- SUPPLIED DATA -
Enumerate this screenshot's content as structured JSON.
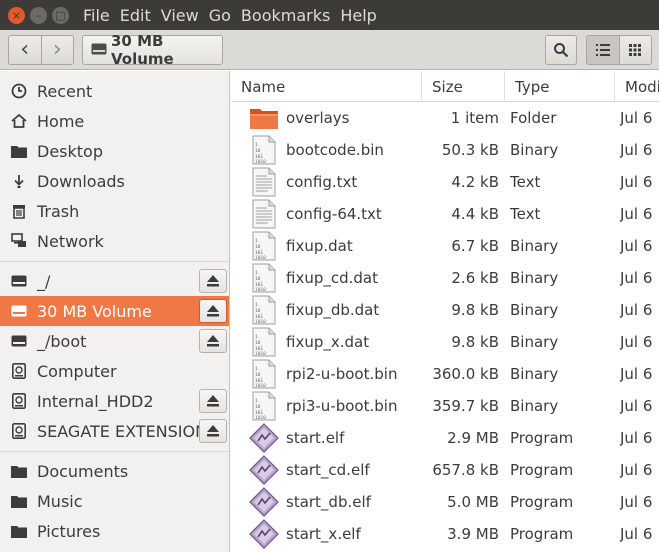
{
  "menubar": {
    "items": [
      "File",
      "Edit",
      "View",
      "Go",
      "Bookmarks",
      "Help"
    ],
    "close_glyph": "×",
    "min_glyph": "–",
    "max_glyph": "□"
  },
  "toolbar": {
    "back_glyph": "‹",
    "forward_glyph": "›",
    "location_label": "30 MB Volume"
  },
  "sidebar": {
    "items": [
      {
        "label": "Recent",
        "icon": "clock-icon"
      },
      {
        "label": "Home",
        "icon": "home-icon"
      },
      {
        "label": "Desktop",
        "icon": "folder-icon"
      },
      {
        "label": "Downloads",
        "icon": "download-icon"
      },
      {
        "label": "Trash",
        "icon": "trash-icon"
      },
      {
        "label": "Network",
        "icon": "network-icon"
      },
      {
        "label": "_/",
        "icon": "drive-icon",
        "eject": true
      },
      {
        "label": "30 MB Volume",
        "icon": "drive-icon",
        "eject": true,
        "selected": true
      },
      {
        "label": "_/boot",
        "icon": "drive-icon",
        "eject": true
      },
      {
        "label": "Computer",
        "icon": "harddisk-icon"
      },
      {
        "label": "Internal_HDD2",
        "icon": "harddisk-icon",
        "eject": true
      },
      {
        "label": "SEAGATE EXTENSION",
        "icon": "harddisk-icon",
        "eject": true
      },
      {
        "label": "Documents",
        "icon": "folder-icon"
      },
      {
        "label": "Music",
        "icon": "folder-icon"
      },
      {
        "label": "Pictures",
        "icon": "folder-icon"
      }
    ]
  },
  "columns": {
    "name": "Name",
    "size": "Size",
    "type": "Type",
    "modified": "Modifi"
  },
  "files": [
    {
      "name": "overlays",
      "size": "1 item",
      "type": "Folder",
      "modified": "Jul 6",
      "icon": "folder"
    },
    {
      "name": "bootcode.bin",
      "size": "50.3 kB",
      "type": "Binary",
      "modified": "Jul 6",
      "icon": "binary"
    },
    {
      "name": "config.txt",
      "size": "4.2 kB",
      "type": "Text",
      "modified": "Jul 6",
      "icon": "text"
    },
    {
      "name": "config-64.txt",
      "size": "4.4 kB",
      "type": "Text",
      "modified": "Jul 6",
      "icon": "text"
    },
    {
      "name": "fixup.dat",
      "size": "6.7 kB",
      "type": "Binary",
      "modified": "Jul 6",
      "icon": "binary"
    },
    {
      "name": "fixup_cd.dat",
      "size": "2.6 kB",
      "type": "Binary",
      "modified": "Jul 6",
      "icon": "binary"
    },
    {
      "name": "fixup_db.dat",
      "size": "9.8 kB",
      "type": "Binary",
      "modified": "Jul 6",
      "icon": "binary"
    },
    {
      "name": "fixup_x.dat",
      "size": "9.8 kB",
      "type": "Binary",
      "modified": "Jul 6",
      "icon": "binary"
    },
    {
      "name": "rpi2-u-boot.bin",
      "size": "360.0 kB",
      "type": "Binary",
      "modified": "Jul 6",
      "icon": "binary"
    },
    {
      "name": "rpi3-u-boot.bin",
      "size": "359.7 kB",
      "type": "Binary",
      "modified": "Jul 6",
      "icon": "binary"
    },
    {
      "name": "start.elf",
      "size": "2.9 MB",
      "type": "Program",
      "modified": "Jul 6",
      "icon": "program"
    },
    {
      "name": "start_cd.elf",
      "size": "657.8 kB",
      "type": "Program",
      "modified": "Jul 6",
      "icon": "program"
    },
    {
      "name": "start_db.elf",
      "size": "5.0 MB",
      "type": "Program",
      "modified": "Jul 6",
      "icon": "program"
    },
    {
      "name": "start_x.elf",
      "size": "3.9 MB",
      "type": "Program",
      "modified": "Jul 6",
      "icon": "program"
    }
  ],
  "colors": {
    "accent": "#f07746",
    "menubar_bg": "#3c3b37",
    "folder_orange": "#e8622c"
  }
}
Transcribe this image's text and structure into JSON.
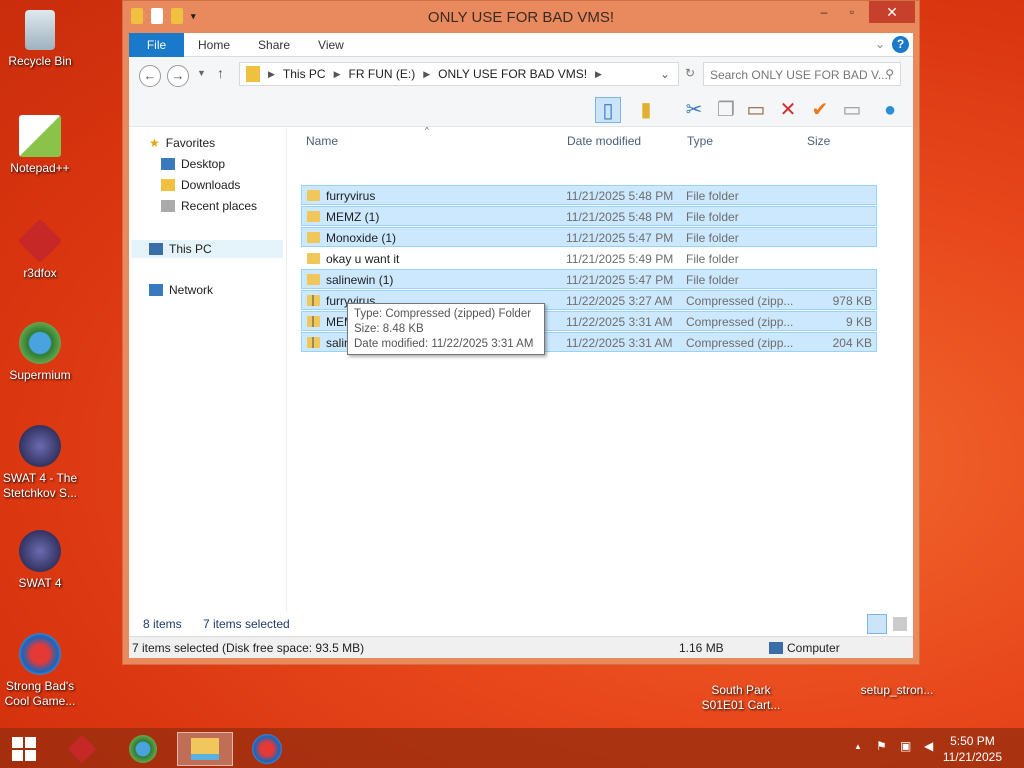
{
  "desktop": {
    "icons": [
      {
        "label": "Recycle Bin",
        "icon": "recycle-bin-icon"
      },
      {
        "label": "Notepad++",
        "icon": "notepad-icon"
      },
      {
        "label": "r3dfox",
        "icon": "r3dfox-icon"
      },
      {
        "label": "Supermium",
        "icon": "supermium-icon"
      },
      {
        "label": "SWAT 4 - The Stetchkov S...",
        "icon": "swat-icon"
      },
      {
        "label": "SWAT 4",
        "icon": "swat-icon"
      },
      {
        "label": "Strong Bad's Cool Game...",
        "icon": "strongbad-icon"
      },
      {
        "label": "South Park S01E01 Cart...",
        "icon": "video-icon"
      },
      {
        "label": "setup_stron...",
        "icon": "installer-icon"
      }
    ]
  },
  "window": {
    "title": "ONLY USE FOR BAD VMS!",
    "ribbon_tabs": [
      "File",
      "Home",
      "Share",
      "View"
    ],
    "breadcrumb": [
      "This PC",
      "FR FUN (E:)",
      "ONLY USE FOR BAD VMS!"
    ],
    "search_placeholder": "Search ONLY USE FOR BAD V...",
    "nav": {
      "favorites": "Favorites",
      "desktop": "Desktop",
      "downloads": "Downloads",
      "recent": "Recent places",
      "thispc": "This PC",
      "network": "Network"
    },
    "columns": [
      "Name",
      "Date modified",
      "Type",
      "Size"
    ],
    "files": [
      {
        "name": "furryvirus",
        "date": "11/21/2025 5:48 PM",
        "type": "File folder",
        "size": "",
        "selected": true,
        "zip": false
      },
      {
        "name": "MEMZ (1)",
        "date": "11/21/2025 5:48 PM",
        "type": "File folder",
        "size": "",
        "selected": true,
        "zip": false
      },
      {
        "name": "Monoxide (1)",
        "date": "11/21/2025 5:47 PM",
        "type": "File folder",
        "size": "",
        "selected": true,
        "zip": false
      },
      {
        "name": "okay u want it",
        "date": "11/21/2025 5:49 PM",
        "type": "File folder",
        "size": "",
        "selected": false,
        "zip": false
      },
      {
        "name": "salinewin (1)",
        "date": "11/21/2025 5:47 PM",
        "type": "File folder",
        "size": "",
        "selected": true,
        "zip": false
      },
      {
        "name": "furryvirus",
        "date": "11/22/2025 3:27 AM",
        "type": "Compressed (zipp...",
        "size": "978 KB",
        "selected": true,
        "zip": true
      },
      {
        "name": "MEMZ (1)",
        "date": "11/22/2025 3:31 AM",
        "type": "Compressed (zipp...",
        "size": "9 KB",
        "selected": true,
        "zip": true
      },
      {
        "name": "salinewin (1)",
        "date": "11/22/2025 3:31 AM",
        "type": "Compressed (zipp...",
        "size": "204 KB",
        "selected": true,
        "zip": true
      }
    ],
    "tooltip": {
      "type": "Type: Compressed (zipped) Folder",
      "size": "Size: 8.48 KB",
      "date": "Date modified: 11/22/2025 3:31 AM"
    },
    "status": {
      "items": "8 items",
      "selected": "7 items selected",
      "bar": "7 items selected (Disk free space: 93.5 MB)",
      "total": "1.16 MB",
      "location": "Computer"
    }
  },
  "taskbar": {
    "time": "5:50 PM",
    "date": "11/21/2025"
  }
}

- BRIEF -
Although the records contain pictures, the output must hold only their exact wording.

- WORKED SOLUTION -
Enumerate this screenshot's content as structured JSON.
{
  "menubar": {
    "items": [
      "File",
      "Edit",
      "View",
      "Go",
      "Bookmarks",
      "Help"
    ],
    "close_glyph": "×",
    "min_glyph": "–",
    "max_glyph": "□"
  },
  "toolbar": {
    "back_glyph": "‹",
    "forward_glyph": "›",
    "location_label": "30 MB Volume"
  },
  "sidebar": {
    "items": [
      {
        "label": "Recent",
        "icon": "clock-icon"
      },
      {
        "label": "Home",
        "icon": "home-icon"
      },
      {
        "label": "Desktop",
        "icon": "folder-icon"
      },
      {
        "label": "Downloads",
        "icon": "download-icon"
      },
      {
        "label": "Trash",
        "icon": "trash-icon"
      },
      {
        "label": "Network",
        "icon": "network-icon"
      },
      {
        "label": "_/",
        "icon": "drive-icon",
        "eject": true
      },
      {
        "label": "30 MB Volume",
        "icon": "drive-icon",
        "eject": true,
        "selected": true
      },
      {
        "label": "_/boot",
        "icon": "drive-icon",
        "eject": true
      },
      {
        "label": "Computer",
        "icon": "harddisk-icon"
      },
      {
        "label": "Internal_HDD2",
        "icon": "harddisk-icon",
        "eject": true
      },
      {
        "label": "SEAGATE EXTENSION",
        "icon": "harddisk-icon",
        "eject": true
      },
      {
        "label": "Documents",
        "icon": "folder-icon"
      },
      {
        "label": "Music",
        "icon": "folder-icon"
      },
      {
        "label": "Pictures",
        "icon": "folder-icon"
      }
    ]
  },
  "columns": {
    "name": "Name",
    "size": "Size",
    "type": "Type",
    "modified": "Modifi"
  },
  "files": [
    {
      "name": "overlays",
      "size": "1 item",
      "type": "Folder",
      "modified": "Jul 6",
      "icon": "folder"
    },
    {
      "name": "bootcode.bin",
      "size": "50.3 kB",
      "type": "Binary",
      "modified": "Jul 6",
      "icon": "binary"
    },
    {
      "name": "config.txt",
      "size": "4.2 kB",
      "type": "Text",
      "modified": "Jul 6",
      "icon": "text"
    },
    {
      "name": "config-64.txt",
      "size": "4.4 kB",
      "type": "Text",
      "modified": "Jul 6",
      "icon": "text"
    },
    {
      "name": "fixup.dat",
      "size": "6.7 kB",
      "type": "Binary",
      "modified": "Jul 6",
      "icon": "binary"
    },
    {
      "name": "fixup_cd.dat",
      "size": "2.6 kB",
      "type": "Binary",
      "modified": "Jul 6",
      "icon": "binary"
    },
    {
      "name": "fixup_db.dat",
      "size": "9.8 kB",
      "type": "Binary",
      "modified": "Jul 6",
      "icon": "binary"
    },
    {
      "name": "fixup_x.dat",
      "size": "9.8 kB",
      "type": "Binary",
      "modified": "Jul 6",
      "icon": "binary"
    },
    {
      "name": "rpi2-u-boot.bin",
      "size": "360.0 kB",
      "type": "Binary",
      "modified": "Jul 6",
      "icon": "binary"
    },
    {
      "name": "rpi3-u-boot.bin",
      "size": "359.7 kB",
      "type": "Binary",
      "modified": "Jul 6",
      "icon": "binary"
    },
    {
      "name": "start.elf",
      "size": "2.9 MB",
      "type": "Program",
      "modified": "Jul 6",
      "icon": "program"
    },
    {
      "name": "start_cd.elf",
      "size": "657.8 kB",
      "type": "Program",
      "modified": "Jul 6",
      "icon": "program"
    },
    {
      "name": "start_db.elf",
      "size": "5.0 MB",
      "type": "Program",
      "modified": "Jul 6",
      "icon": "program"
    },
    {
      "name": "start_x.elf",
      "size": "3.9 MB",
      "type": "Program",
      "modified": "Jul 6",
      "icon": "program"
    }
  ],
  "colors": {
    "accent": "#f07746",
    "menubar_bg": "#3c3b37",
    "folder_orange": "#e8622c"
  }
}
Transcribe this image's text and structure into JSON.
{
  "desktop": {
    "icons": [
      {
        "label": "Recycle Bin",
        "icon": "recycle-bin-icon"
      },
      {
        "label": "Notepad++",
        "icon": "notepad-icon"
      },
      {
        "label": "r3dfox",
        "icon": "r3dfox-icon"
      },
      {
        "label": "Supermium",
        "icon": "supermium-icon"
      },
      {
        "label": "SWAT 4 - The Stetchkov S...",
        "icon": "swat-icon"
      },
      {
        "label": "SWAT 4",
        "icon": "swat-icon"
      },
      {
        "label": "Strong Bad's Cool Game...",
        "icon": "strongbad-icon"
      },
      {
        "label": "South Park S01E01 Cart...",
        "icon": "video-icon"
      },
      {
        "label": "setup_stron...",
        "icon": "installer-icon"
      }
    ]
  },
  "window": {
    "title": "ONLY USE FOR BAD VMS!",
    "ribbon_tabs": [
      "File",
      "Home",
      "Share",
      "View"
    ],
    "breadcrumb": [
      "This PC",
      "FR FUN (E:)",
      "ONLY USE FOR BAD VMS!"
    ],
    "search_placeholder": "Search ONLY USE FOR BAD V...",
    "nav": {
      "favorites": "Favorites",
      "desktop": "Desktop",
      "downloads": "Downloads",
      "recent": "Recent places",
      "thispc": "This PC",
      "network": "Network"
    },
    "columns": [
      "Name",
      "Date modified",
      "Type",
      "Size"
    ],
    "files": [
      {
        "name": "furryvirus",
        "date": "11/21/2025 5:48 PM",
        "type": "File folder",
        "size": "",
        "selected": true,
        "zip": false
      },
      {
        "name": "MEMZ (1)",
        "date": "11/21/2025 5:48 PM",
        "type": "File folder",
        "size": "",
        "selected": true,
        "zip": false
      },
      {
        "name": "Monoxide (1)",
        "date": "11/21/2025 5:47 PM",
        "type": "File folder",
        "size": "",
        "selected": true,
        "zip": false
      },
      {
        "name": "okay u want it",
        "date": "11/21/2025 5:49 PM",
        "type": "File folder",
        "size": "",
        "selected": false,
        "zip": false
      },
      {
        "name": "salinewin (1)",
        "date": "11/21/2025 5:47 PM",
        "type": "File folder",
        "size": "",
        "selected": true,
        "zip": false
      },
      {
        "name": "furryvirus",
        "date": "11/22/2025 3:27 AM",
        "type": "Compressed (zipp...",
        "size": "978 KB",
        "selected": true,
        "zip": true
      },
      {
        "name": "MEMZ (1)",
        "date": "11/22/2025 3:31 AM",
        "type": "Compressed (zipp...",
        "size": "9 KB",
        "selected": true,
        "zip": true
      },
      {
        "name": "salinewin (1)",
        "date": "11/22/2025 3:31 AM",
        "type": "Compressed (zipp...",
        "size": "204 KB",
        "selected": true,
        "zip": true
      }
    ],
    "tooltip": {
      "type": "Type: Compressed (zipped) Folder",
      "size": "Size: 8.48 KB",
      "date": "Date modified: 11/22/2025 3:31 AM"
    },
    "status": {
      "items": "8 items",
      "selected": "7 items selected",
      "bar": "7 items selected (Disk free space: 93.5 MB)",
      "total": "1.16 MB",
      "location": "Computer"
    }
  },
  "taskbar": {
    "time": "5:50 PM",
    "date": "11/21/2025"
  }
}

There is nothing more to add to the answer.